Great post (again) by Modesitt and here’s my favorite quote/excerpt:
Study after study has shown that stress levels actually are lower in upper management and higher in those who work for them and that the highest stress levels are created at lower levels of management when the expectations of upper management conflict with the lack of adequate resources for achieving those expectations and when the compensation differential between those tasked with a job and those supervising them is highest.
Source: The Fallacy of Corporate Leadership
Today is the 22nd of January and of 2016. I woke up this morning to a bitter cold Friday, to the prospect of working through most of the weekend. Not the best way to start your day. A huge project I’ve been involved with for many many moons is finally rolling out. So while I’m stressed beyond belief, I’m excited to finally be able to put this project in the completed bin come Monday morning. Then it’s on to the next “Big Thing,” er, project.
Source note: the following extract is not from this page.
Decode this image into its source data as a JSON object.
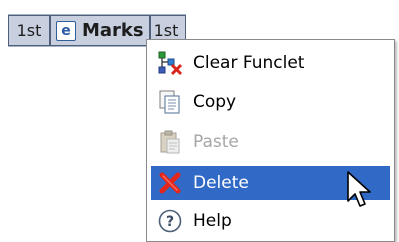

Stressful work-life aside, January wasn’t a complete loss for leisure. I’ve read a space opera that I liked, listened to an audiobook for a book club that was interesting, read my first graphic novel for another book club and read an ebook novella (click here to see what I’ve read so far this year). Continue reading “The Case of the Vanishing January”
Burnout is the consequence of a broken way of work
This article could have used a copy editor; otherwise it hits the nail on the head.
Posted from WordPress for Android via my Samsung smartphone. Please excuse any misspellings. Ciao, Jon